The Old Resistance
Published on October 21st, 2011 | by Nathan Rogers-Hancock0
“Le Havre” opens October 21 at IFC Center.
Running Time: 93 Minutes. Unrated.
Language: French with English subtitles.
Marcel Marx, played by the great Andre Wilms, who looked like a young man in his first collaborations with Aki Kaurismäki and looks like an old man now, plays a man who was once a writer and now shines shoes for a living. He lives with his beautiful dog Laika and his wife Arletty, who is played by Kati Outinen, the extraordinary actress whose face is as central to Kaurismäki’s cinema as Liv Ullmann was to Bergman or Dietrich to Sternberg. When he gets home she puts his meager earnings in a tiny metal cash box; she shines his shoes while he sleeps. The plot of “Le Havre” the movie, the shape of the action, is constructed in such broad gestures that to do more than summarize it would be to do the film a grave injustice; if this were a manuscript the handwriting would carry nearly as much weight as the the words themselves. Arletty falls ill, Marcel takes in a young African refugee named Idrissa, (played, excellently, by the young Blondin Miguel, the only performer in this film who carries on his shoulders the future of film and not the past) and then Marcel calls on the goodness of his neighbors to shield the young man from the attentions of the black clad French policemen.
In all of this, it is the gesture that counts, the perfect moment, plot in action boiled down to the smallest possible amount of shots. Kaurismäki has defined his own visual style – as much as any living filmmaker, the way he shoots a scene can be considered unmistakeably his – but it is more than that, a matter of rhythm, a effortless rhythm, like a barroom pianist who holds the tempo with his left hand while smoking a cigarette in his right, pretending that the gesture is the easiest in the world.

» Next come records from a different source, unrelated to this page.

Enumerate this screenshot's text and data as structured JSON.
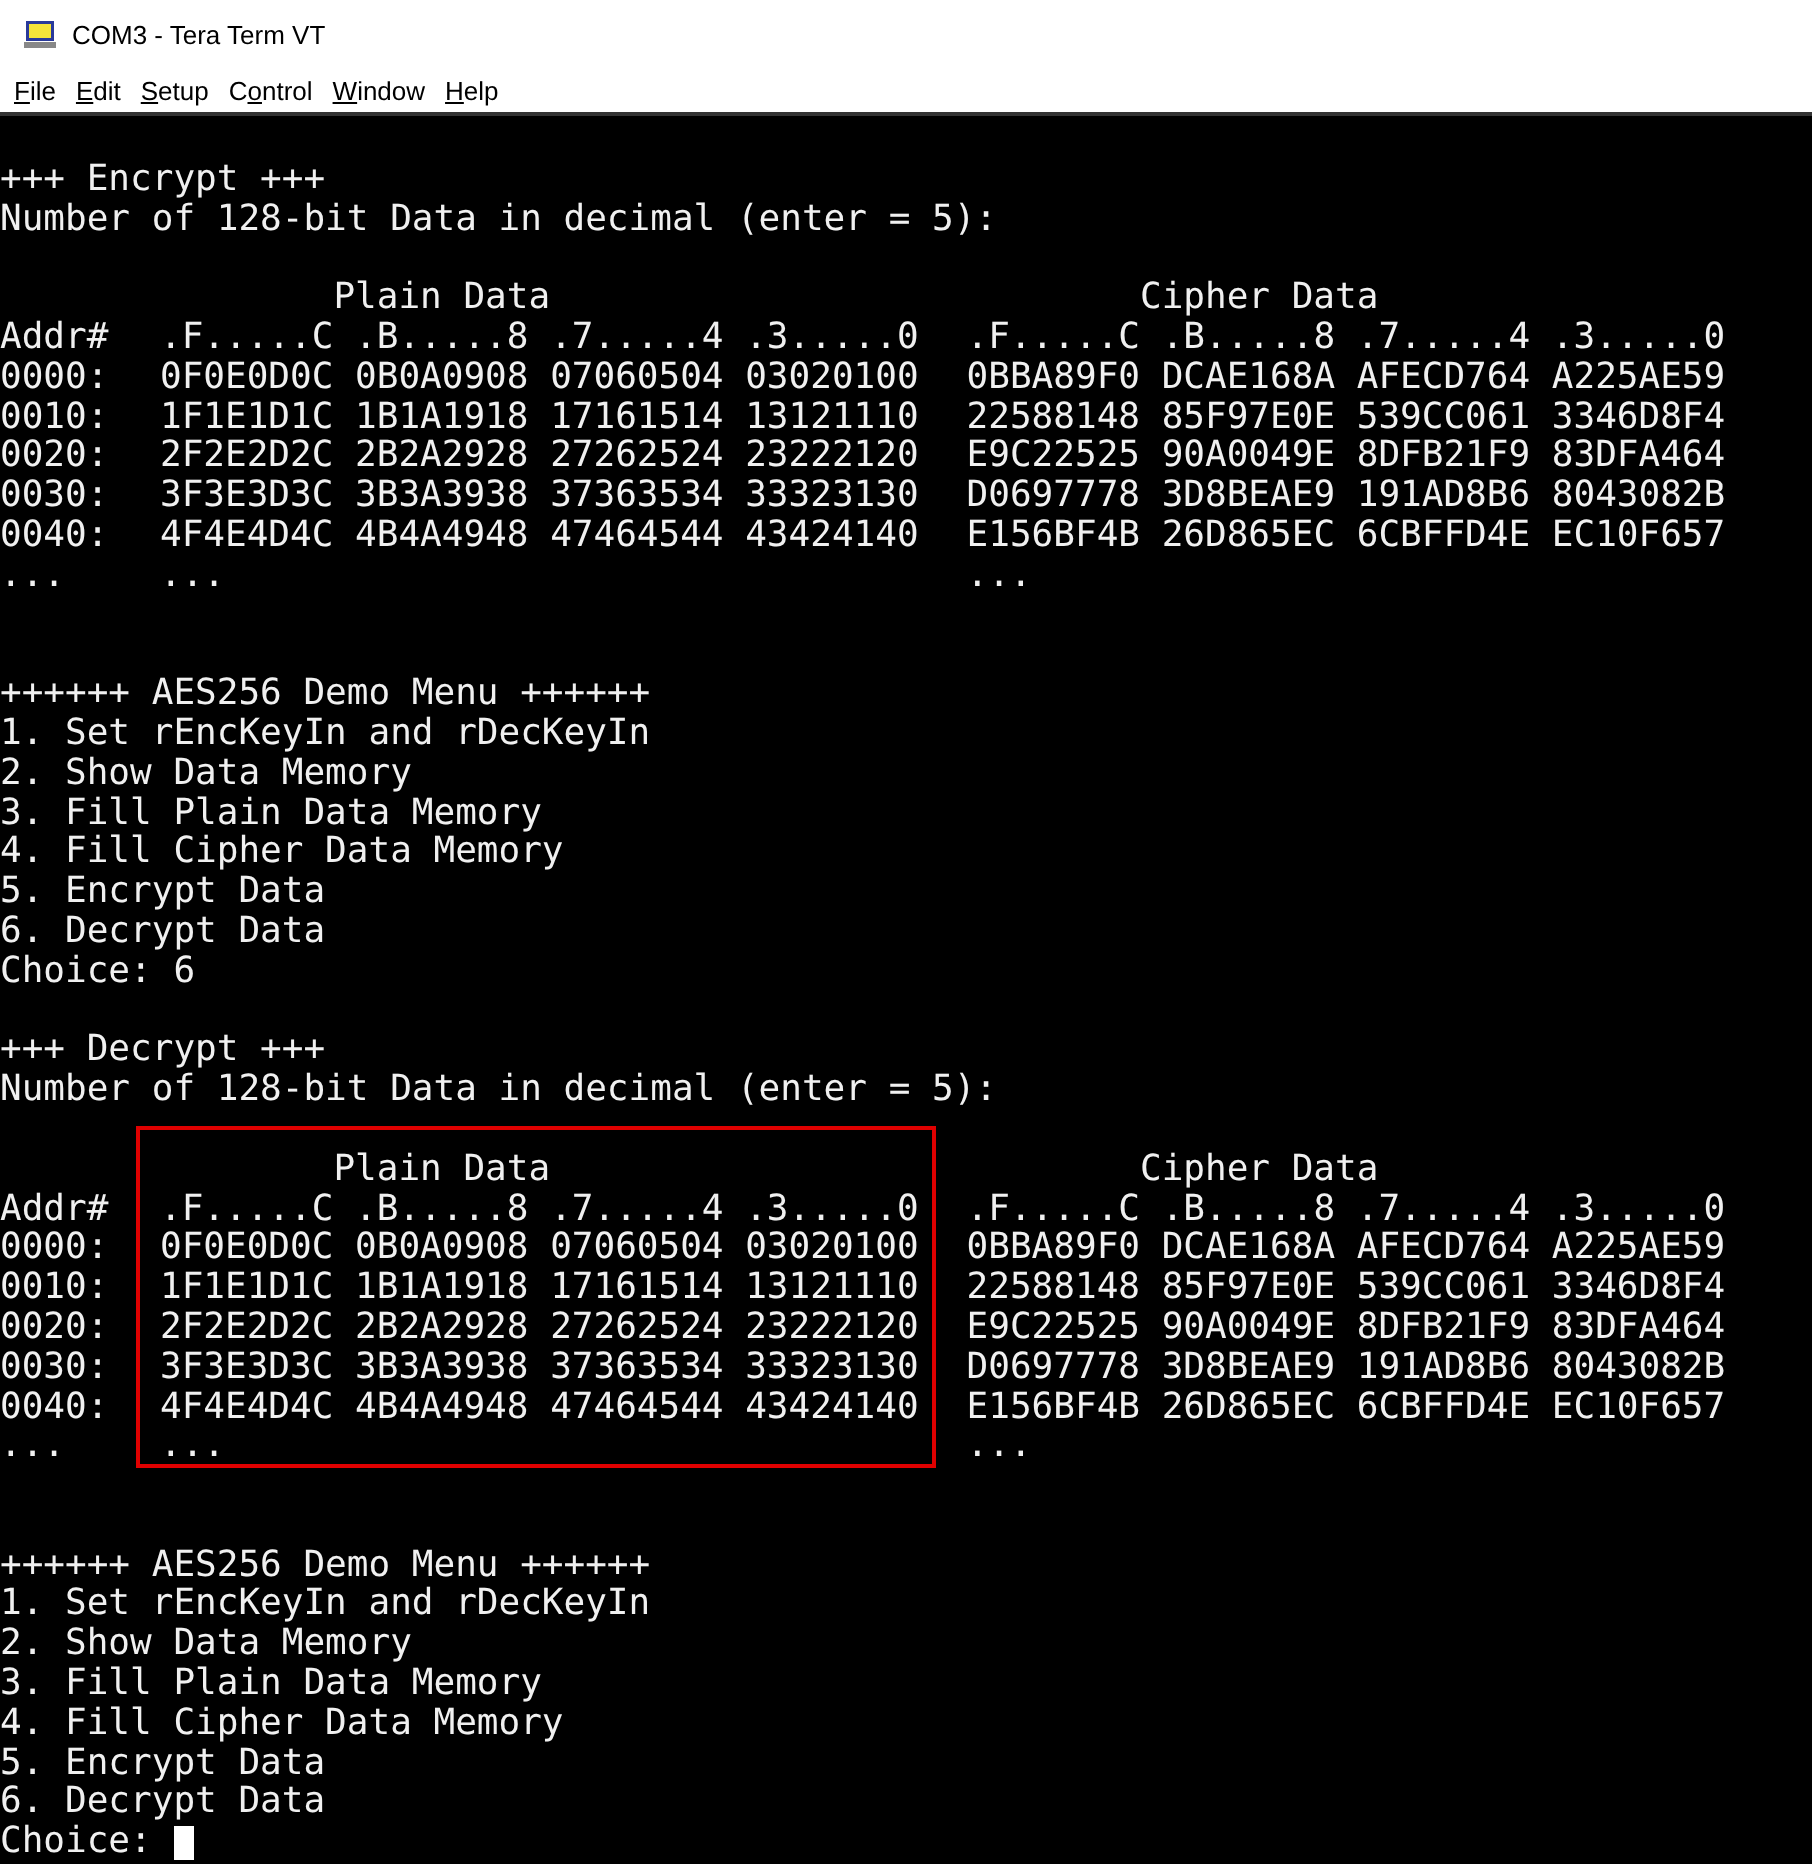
{
  "window": {
    "title": "COM3 - Tera Term VT"
  },
  "menu": [
    {
      "key": "F",
      "post": "ile"
    },
    {
      "key": "E",
      "post": "dit"
    },
    {
      "key": "S",
      "post": "etup"
    },
    {
      "pre": "C",
      "key": "o",
      "post": "ntrol"
    },
    {
      "key": "W",
      "post": "indow"
    },
    {
      "key": "H",
      "post": "elp"
    }
  ],
  "terminal": [
    {
      "kind": "blank"
    },
    {
      "kind": "text",
      "text": "+++ Encrypt +++"
    },
    {
      "kind": "text",
      "text": "Number of 128-bit Data in decimal (enter = 5):"
    },
    {
      "kind": "blank"
    },
    {
      "kind": "table",
      "addr_header": "Addr#",
      "addresses": [
        "0000:",
        "0010:",
        "0020:",
        "0030:",
        "0040:"
      ],
      "addr_more": "...",
      "plain": {
        "title": "Plain Data",
        "header": ".F.....C .B.....8 .7.....4 .3.....0",
        "rows": [
          "0F0E0D0C 0B0A0908 07060504 03020100",
          "1F1E1D1C 1B1A1918 17161514 13121110",
          "2F2E2D2C 2B2A2928 27262524 23222120",
          "3F3E3D3C 3B3A3938 37363534 33323130",
          "4F4E4D4C 4B4A4948 47464544 43424140"
        ],
        "more": "...",
        "highlighted": false
      },
      "cipher": {
        "title": "Cipher Data",
        "header": ".F.....C .B.....8 .7.....4 .3.....0",
        "rows": [
          "0BBA89F0 DCAE168A AFECD764 A225AE59",
          "22588148 85F97E0E 539CC061 3346D8F4",
          "E9C22525 90A0049E 8DFB21F9 83DFA464",
          "D0697778 3D8BEAE9 191AD8B6 8043082B",
          "E156BF4B 26D865EC 6CBFFD4E EC10F657"
        ],
        "more": "...",
        "highlighted": false
      }
    },
    {
      "kind": "blank"
    },
    {
      "kind": "blank"
    },
    {
      "kind": "text",
      "text": "++++++ AES256 Demo Menu ++++++"
    },
    {
      "kind": "text",
      "text": "1. Set rEncKeyIn and rDecKeyIn"
    },
    {
      "kind": "text",
      "text": "2. Show Data Memory"
    },
    {
      "kind": "text",
      "text": "3. Fill Plain Data Memory"
    },
    {
      "kind": "text",
      "text": "4. Fill Cipher Data Memory"
    },
    {
      "kind": "text",
      "text": "5. Encrypt Data"
    },
    {
      "kind": "text",
      "text": "6. Decrypt Data"
    },
    {
      "kind": "text",
      "text": "Choice: 6"
    },
    {
      "kind": "blank"
    },
    {
      "kind": "text",
      "text": "+++ Decrypt +++"
    },
    {
      "kind": "text",
      "text": "Number of 128-bit Data in decimal (enter = 5):"
    },
    {
      "kind": "blank"
    },
    {
      "kind": "table",
      "addr_header": "Addr#",
      "addresses": [
        "0000:",
        "0010:",
        "0020:",
        "0030:",
        "0040:"
      ],
      "addr_more": "...",
      "plain": {
        "title": "Plain Data",
        "header": ".F.....C .B.....8 .7.....4 .3.....0",
        "rows": [
          "0F0E0D0C 0B0A0908 07060504 03020100",
          "1F1E1D1C 1B1A1918 17161514 13121110",
          "2F2E2D2C 2B2A2928 27262524 23222120",
          "3F3E3D3C 3B3A3938 37363534 33323130",
          "4F4E4D4C 4B4A4948 47464544 43424140"
        ],
        "more": "...",
        "highlighted": true
      },
      "cipher": {
        "title": "Cipher Data",
        "header": ".F.....C .B.....8 .7.....4 .3.....0",
        "rows": [
          "0BBA89F0 DCAE168A AFECD764 A225AE59",
          "22588148 85F97E0E 539CC061 3346D8F4",
          "E9C22525 90A0049E 8DFB21F9 83DFA464",
          "D0697778 3D8BEAE9 191AD8B6 8043082B",
          "E156BF4B 26D865EC 6CBFFD4E EC10F657"
        ],
        "more": "...",
        "highlighted": false
      }
    },
    {
      "kind": "blank"
    },
    {
      "kind": "blank"
    },
    {
      "kind": "text",
      "text": "++++++ AES256 Demo Menu ++++++"
    },
    {
      "kind": "text",
      "text": "1. Set rEncKeyIn and rDecKeyIn"
    },
    {
      "kind": "text",
      "text": "2. Show Data Memory"
    },
    {
      "kind": "text",
      "text": "3. Fill Plain Data Memory"
    },
    {
      "kind": "text",
      "text": "4. Fill Cipher Data Memory"
    },
    {
      "kind": "text",
      "text": "5. Encrypt Data"
    },
    {
      "kind": "text",
      "text": "6. Decrypt Data"
    },
    {
      "kind": "prompt",
      "text": "Choice:",
      "cursor": true
    }
  ]
}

Kaurismäki made his name in the ‘80s, the time when Finand was dragged into an endless depression by the collapse of its neighbors in the Soviet Union; no filmmaker after Fassbinder has ever focused with such concentration on what it is like to live on subsistence wages in a dying country. Is it any surprise that he has made his most energized film in over a decade during this horror film descent into worldwide collapse? The question of immigration may be at the heart of Europe’s future, and Kaurismäki goes there, quietly, with a film that is either an homage to the poetic realism of Marcel Carné or a comedy in the tradition of Tati and Ioselliani (that is, a comedy about the intersection of grace and the horror of the world that will come), a film that has the courage to stress the reverberations of current EU leadership with the Occupation, and the even greater courage confront that with an optimism carries all the more charge by the light of its impossibility. There is a miracle at the end that is as affecting as anything in Dreyer, and there is a dog that is as charming as any dog you will see in a film this year. Grace is a nearly forgotten concept, and modesty a rare virtue; to encounter both in the year of our lord two thousand and eleven is a joy, or more than a joy, depending on how much weight you might put on films and the year of our lord two thousand and eleven, as such.